Cool, though I found, only half as:
Also, that's a lot of money to spend on a commercial... Do consumers
ultimately pay for it in higher car prices I wonder?
I thought about that, and since you mentioned it, just did a cursory google.
Here's one from http://www.freewarehof.org/tv.html :
"In advertising, the law of diminishing returns means that after sufficient
saturation, each further dollar spent is less effective than the last.
Automakers exempt themselves from the penalty of the law by adding enough
profit in every new car to cover every last advertiser. No matter how small
the return, they get the benefit. The car buyer pays the bill. Since the
last price break was way back down the line, there are no manufacturing
economies of scale at this level so the buyer only loses.
Precise figures are proprietary to the auto manufacturers and not released,
but informed estimates are that 1/2 the sticker cost of new cars is the
budget for merchandising and advertising. One-half. Perhaps worse, it
inflates the used car market because used car prices move in step with new
Auto merchandising sends a massive inflationary ripple through the economy
because cars and trucks are universal. Every other business buys them at
those bloated prices and passes the cost to us.
Vehicles are only one of the industries up to its neck in this, though they
are probably the most inflationary.

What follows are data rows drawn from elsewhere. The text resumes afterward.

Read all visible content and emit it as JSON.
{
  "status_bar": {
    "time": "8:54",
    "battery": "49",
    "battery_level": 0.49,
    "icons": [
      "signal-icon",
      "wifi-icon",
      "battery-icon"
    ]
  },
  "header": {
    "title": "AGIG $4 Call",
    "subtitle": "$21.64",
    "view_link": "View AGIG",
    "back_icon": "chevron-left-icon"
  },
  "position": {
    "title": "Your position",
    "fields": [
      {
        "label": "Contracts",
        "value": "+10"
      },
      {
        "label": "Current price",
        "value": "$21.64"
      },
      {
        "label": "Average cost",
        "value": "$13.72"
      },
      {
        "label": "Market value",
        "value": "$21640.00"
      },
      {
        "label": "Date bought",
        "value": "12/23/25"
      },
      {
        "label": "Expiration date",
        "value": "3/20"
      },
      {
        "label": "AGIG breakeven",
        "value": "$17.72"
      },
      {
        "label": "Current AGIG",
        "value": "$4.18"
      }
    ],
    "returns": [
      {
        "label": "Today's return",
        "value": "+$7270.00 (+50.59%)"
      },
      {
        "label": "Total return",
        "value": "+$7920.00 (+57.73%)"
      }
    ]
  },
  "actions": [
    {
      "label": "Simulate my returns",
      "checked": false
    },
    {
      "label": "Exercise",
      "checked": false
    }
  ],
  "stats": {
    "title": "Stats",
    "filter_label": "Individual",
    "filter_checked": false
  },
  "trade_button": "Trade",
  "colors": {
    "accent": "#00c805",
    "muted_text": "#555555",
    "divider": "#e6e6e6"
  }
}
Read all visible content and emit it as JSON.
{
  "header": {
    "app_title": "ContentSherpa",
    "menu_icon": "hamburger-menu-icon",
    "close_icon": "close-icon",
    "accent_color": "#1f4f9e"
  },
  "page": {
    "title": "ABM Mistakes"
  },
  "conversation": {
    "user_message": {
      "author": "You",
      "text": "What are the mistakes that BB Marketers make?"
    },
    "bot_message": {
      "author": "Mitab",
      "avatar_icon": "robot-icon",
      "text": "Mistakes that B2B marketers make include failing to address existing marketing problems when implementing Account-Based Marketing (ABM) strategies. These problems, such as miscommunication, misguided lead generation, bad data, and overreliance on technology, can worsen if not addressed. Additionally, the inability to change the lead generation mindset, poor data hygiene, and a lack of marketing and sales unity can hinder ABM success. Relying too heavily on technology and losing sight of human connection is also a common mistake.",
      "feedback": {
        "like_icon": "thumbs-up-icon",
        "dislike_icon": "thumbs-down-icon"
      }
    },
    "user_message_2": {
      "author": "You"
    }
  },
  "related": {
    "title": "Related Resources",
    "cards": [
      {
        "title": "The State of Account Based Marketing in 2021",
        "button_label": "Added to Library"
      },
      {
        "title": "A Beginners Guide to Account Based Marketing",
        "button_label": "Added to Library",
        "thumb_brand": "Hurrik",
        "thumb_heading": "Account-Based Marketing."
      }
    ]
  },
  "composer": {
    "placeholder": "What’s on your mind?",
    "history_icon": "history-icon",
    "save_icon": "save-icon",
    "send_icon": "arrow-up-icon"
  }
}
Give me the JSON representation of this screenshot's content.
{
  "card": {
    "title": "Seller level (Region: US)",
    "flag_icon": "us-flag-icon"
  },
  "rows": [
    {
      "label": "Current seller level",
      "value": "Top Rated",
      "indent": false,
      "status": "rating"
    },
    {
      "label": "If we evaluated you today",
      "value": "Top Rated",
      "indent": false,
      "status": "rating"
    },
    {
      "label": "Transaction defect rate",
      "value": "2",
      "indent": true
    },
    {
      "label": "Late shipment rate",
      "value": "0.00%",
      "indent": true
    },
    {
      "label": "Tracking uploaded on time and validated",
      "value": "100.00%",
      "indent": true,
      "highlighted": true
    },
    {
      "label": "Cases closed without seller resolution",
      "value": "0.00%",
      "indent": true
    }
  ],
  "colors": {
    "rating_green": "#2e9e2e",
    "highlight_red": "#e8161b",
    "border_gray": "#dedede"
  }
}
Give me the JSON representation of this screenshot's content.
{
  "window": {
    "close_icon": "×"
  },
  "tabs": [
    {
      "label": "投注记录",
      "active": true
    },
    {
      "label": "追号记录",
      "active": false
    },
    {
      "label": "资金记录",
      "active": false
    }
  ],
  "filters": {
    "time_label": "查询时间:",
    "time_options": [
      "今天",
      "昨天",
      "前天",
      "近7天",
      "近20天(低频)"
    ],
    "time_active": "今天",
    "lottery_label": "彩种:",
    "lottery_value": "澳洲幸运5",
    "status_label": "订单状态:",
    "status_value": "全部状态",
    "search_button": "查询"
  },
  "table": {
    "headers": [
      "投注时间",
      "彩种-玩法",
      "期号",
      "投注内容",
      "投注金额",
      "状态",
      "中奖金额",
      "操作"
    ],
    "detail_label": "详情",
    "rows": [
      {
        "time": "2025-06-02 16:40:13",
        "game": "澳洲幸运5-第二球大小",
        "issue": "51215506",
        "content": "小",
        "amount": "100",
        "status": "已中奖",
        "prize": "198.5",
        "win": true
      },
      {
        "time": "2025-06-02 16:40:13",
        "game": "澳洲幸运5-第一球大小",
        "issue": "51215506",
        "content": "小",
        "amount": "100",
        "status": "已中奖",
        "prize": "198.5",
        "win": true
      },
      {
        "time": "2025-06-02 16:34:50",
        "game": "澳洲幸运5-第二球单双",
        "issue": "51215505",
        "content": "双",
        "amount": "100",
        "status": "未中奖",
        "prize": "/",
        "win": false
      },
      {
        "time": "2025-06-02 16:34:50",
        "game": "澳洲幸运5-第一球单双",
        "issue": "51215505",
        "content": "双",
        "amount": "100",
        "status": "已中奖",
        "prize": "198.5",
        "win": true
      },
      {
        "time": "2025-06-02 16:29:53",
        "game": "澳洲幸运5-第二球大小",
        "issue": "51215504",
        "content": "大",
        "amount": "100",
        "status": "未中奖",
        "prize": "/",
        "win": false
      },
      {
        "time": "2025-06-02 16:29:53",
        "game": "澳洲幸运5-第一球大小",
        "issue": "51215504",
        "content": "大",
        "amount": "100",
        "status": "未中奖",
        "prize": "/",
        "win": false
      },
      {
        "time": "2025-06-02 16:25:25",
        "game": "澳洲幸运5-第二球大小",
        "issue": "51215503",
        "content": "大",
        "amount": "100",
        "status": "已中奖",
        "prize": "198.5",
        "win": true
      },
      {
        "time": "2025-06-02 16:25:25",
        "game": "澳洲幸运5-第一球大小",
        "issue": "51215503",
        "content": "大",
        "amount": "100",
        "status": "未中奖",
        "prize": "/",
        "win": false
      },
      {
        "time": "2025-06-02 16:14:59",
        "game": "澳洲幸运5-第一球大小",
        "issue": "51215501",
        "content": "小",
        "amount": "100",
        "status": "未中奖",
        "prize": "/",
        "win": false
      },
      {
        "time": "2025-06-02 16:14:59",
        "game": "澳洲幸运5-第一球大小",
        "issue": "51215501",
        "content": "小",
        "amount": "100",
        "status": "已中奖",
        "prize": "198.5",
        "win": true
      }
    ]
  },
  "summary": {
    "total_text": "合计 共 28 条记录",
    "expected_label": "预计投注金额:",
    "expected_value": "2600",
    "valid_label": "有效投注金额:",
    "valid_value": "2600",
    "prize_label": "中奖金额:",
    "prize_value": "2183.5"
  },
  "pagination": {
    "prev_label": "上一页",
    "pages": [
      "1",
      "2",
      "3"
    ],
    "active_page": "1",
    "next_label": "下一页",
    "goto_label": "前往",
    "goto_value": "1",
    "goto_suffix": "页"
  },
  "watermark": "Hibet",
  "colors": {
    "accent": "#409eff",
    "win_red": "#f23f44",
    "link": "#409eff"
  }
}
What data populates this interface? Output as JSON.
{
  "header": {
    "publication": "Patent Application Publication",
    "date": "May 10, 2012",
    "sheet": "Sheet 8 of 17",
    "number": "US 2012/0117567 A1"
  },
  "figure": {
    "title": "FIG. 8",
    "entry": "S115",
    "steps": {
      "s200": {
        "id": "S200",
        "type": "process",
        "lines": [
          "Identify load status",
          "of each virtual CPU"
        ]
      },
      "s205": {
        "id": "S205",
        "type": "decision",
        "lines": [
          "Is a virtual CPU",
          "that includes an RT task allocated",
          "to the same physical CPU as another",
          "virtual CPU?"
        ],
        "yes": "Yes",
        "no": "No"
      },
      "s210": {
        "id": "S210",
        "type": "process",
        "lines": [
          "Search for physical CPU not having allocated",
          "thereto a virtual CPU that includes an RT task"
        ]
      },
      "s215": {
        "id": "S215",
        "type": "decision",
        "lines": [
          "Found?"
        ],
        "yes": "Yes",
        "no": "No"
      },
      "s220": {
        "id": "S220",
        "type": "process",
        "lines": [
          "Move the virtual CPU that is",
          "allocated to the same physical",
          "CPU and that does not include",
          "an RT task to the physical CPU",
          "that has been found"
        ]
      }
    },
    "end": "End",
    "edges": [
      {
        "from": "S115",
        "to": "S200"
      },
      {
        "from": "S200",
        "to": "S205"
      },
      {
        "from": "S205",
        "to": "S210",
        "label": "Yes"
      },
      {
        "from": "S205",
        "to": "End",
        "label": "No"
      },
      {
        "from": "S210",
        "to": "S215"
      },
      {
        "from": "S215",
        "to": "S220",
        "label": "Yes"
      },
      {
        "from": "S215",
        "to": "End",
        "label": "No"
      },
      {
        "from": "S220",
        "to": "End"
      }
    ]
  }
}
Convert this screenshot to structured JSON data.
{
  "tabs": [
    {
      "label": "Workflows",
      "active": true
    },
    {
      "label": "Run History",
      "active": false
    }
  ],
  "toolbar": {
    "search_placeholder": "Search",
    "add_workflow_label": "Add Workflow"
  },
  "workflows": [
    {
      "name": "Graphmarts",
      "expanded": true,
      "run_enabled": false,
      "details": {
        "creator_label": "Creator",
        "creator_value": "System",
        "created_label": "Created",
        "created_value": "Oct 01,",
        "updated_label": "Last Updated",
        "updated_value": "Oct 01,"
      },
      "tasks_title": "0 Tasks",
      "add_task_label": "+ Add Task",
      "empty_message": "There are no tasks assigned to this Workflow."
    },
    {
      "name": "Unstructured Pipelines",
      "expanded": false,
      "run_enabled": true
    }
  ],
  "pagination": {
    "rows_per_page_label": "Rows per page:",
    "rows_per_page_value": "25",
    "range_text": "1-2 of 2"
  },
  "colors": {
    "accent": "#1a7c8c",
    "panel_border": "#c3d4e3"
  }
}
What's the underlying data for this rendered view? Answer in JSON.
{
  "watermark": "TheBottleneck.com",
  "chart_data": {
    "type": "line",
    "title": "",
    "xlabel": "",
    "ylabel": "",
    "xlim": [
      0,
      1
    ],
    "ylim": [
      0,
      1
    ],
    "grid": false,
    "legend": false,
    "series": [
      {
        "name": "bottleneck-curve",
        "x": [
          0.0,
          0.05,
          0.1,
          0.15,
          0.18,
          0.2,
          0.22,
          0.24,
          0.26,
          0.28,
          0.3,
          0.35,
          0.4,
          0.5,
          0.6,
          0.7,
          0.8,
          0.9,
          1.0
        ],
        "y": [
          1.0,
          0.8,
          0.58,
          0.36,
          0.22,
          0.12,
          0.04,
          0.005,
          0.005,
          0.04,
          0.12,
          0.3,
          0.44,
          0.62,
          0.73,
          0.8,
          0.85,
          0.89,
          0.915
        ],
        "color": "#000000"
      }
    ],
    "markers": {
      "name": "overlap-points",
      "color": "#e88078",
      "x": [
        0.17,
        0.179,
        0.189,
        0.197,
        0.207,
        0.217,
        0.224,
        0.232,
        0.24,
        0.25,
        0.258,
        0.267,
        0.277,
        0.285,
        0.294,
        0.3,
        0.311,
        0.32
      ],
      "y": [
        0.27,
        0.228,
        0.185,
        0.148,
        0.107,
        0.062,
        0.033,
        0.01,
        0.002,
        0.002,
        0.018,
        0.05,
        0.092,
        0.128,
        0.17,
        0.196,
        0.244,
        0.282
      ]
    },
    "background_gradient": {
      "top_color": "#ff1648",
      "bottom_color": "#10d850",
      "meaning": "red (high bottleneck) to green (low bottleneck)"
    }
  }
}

Thanks to adding every imaginable cost
to the sticker price, GM, Ford, and Chrysler are respectively number 3, 4,
and 5 in total revenues on Fortune's current list of the world's 500
Automakers know a thing or two about making money, as anyone who has even
bought a replacement part knows. As Andy Rooney pointed out on 60 Minutes,
if you totally wreck a $20,000 car and want to rebuild it, the parts bill
alone will be $125,000"
I wonder how income has kept pace.
...Haagen Dahz ice cream has yet to double in price from its 1993 total of
$3.75 per 500 millilitre container, however, it's getting close. I've
resorted to making my own, which, if commercially sold might find a tidy
How many employees is the ideal number? Beyond which number a business
becomes evil. How do I calculate fair profit for goods offered? Services
rendered? Would it be best to have government determination and oversight of
these numbers? How many government employees is the ideal number?
Valid and important questions perhaps, much of which depend, too, on the
kinds of systems we are inferring or presupposing, which can, of course,
change or blur the meanings of such concepts as 'profit', 'evil',
'government', 'ideal' or 'employee/boss'.
Some systems make it very difficult to implement any fruits that may come
from similar questions and discourses, and their contstructs can be less
accountable on some levels. And before we can even contemplate some
questions, issues and changes, others are required.
The answer to your first, second and last question is 42.
HomeOwnersHub.com is a website for homeowners and building and maintenance pros. It is not affiliated with any of the manufacturers or service providers discussed here.
All logos and trade names are the property of their respective owners.